Most clients or buyers of logos do not realise that the originator (designer) will, by law, retain overall copyright for the logo they have supplied. Unless you have specifically requested and received complete copyright, the buyer essentially only has the rights to use it, but not own it. If it is part of a design package, strickly speaking the buyer only has the rights to use it for those items.
The interesting thing is, not many designers themselves are aware of this, so it is very rarely a problem. However, there have been several court cases involving ownership of a logo, some quite high profile. Without copyright reassignment, the originator can reproduce your logo where and when they choose as effectively they still retain the overall rights to their work. This also applies to all design and creative work.
It is worth noting this, and in principle, you should not be charged extra to be reassigned overall copyright. A simple written request and reply, dated, is enough to protect any future disputes. This should form part of your initial contract with the supplier.
There does seem to be quite some confusion in business regarding ownership, protection and rights, particularly with start-ups and new companies. Any creative work you have produced for yourself should always include the provision of intellectual property and copyright.
Below is a quick summary of the main areas of intellectual property protection:-
Copyright is the legal ownership of a type of fixed creative work, such as a logo, illustration, book, song, computer programme, or architectural work. Protecting your copyright is essential so that no one can use it without your permission.
Using the words “all rights reserved” can be part of your copyright protection strategy. Becoming the owner of a copyright is simple. The moment you create your work, you own the copyright—you don’t have to register your copyright or give any notice on the work itself.
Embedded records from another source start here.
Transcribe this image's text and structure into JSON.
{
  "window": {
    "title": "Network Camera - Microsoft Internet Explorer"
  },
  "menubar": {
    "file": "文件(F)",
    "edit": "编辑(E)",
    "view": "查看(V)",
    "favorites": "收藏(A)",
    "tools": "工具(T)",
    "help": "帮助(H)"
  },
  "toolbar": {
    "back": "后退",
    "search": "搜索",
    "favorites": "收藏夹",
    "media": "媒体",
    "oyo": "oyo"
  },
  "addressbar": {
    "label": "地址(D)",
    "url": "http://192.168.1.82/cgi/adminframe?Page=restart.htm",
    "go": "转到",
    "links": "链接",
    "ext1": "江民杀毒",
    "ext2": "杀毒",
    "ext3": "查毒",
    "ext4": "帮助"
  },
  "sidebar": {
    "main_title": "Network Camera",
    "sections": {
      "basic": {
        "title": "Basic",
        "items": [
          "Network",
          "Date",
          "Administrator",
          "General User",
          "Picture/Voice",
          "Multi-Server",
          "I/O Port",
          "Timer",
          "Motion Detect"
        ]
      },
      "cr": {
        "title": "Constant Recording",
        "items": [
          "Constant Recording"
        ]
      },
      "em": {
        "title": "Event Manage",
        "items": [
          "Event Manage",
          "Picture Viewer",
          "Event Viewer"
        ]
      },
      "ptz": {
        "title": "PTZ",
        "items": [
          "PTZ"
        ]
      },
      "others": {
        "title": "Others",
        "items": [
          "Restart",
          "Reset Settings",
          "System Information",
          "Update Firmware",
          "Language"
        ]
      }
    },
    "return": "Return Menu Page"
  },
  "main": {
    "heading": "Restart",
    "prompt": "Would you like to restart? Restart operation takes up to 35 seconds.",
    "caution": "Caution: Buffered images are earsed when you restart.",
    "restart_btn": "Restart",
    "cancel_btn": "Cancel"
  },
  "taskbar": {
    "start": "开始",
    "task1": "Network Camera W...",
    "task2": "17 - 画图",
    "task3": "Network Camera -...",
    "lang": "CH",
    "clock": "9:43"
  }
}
If you are buying creative services, you should have the copyright reassigned to yourself.
A registered trademark is any symbol, sign, word etc. used as a trademark by the company and is registered under the UK Trade Mark Act, 1999.
A registered trademark is protected under the UK Trademark act, 1999. A registration essentially covers you for any legal disputes regarding ownership and rights.
Any burden of proof initially lies with the opponent to challenge the validity of the ownership and usage.
An unregistered trademark refers to any symbol, sign, word, etc. used by the company as a trademark, but is not registered.
A trademark is only governed by Common Law. The emphasis is on you to provide the protection.
When the validity of ownership is challenged, it lies with the owner to prove rightful ownership and usage.
If you have any questions or queries about this article, please get in touch.
Some useful information
© 2019 c eye (Gary)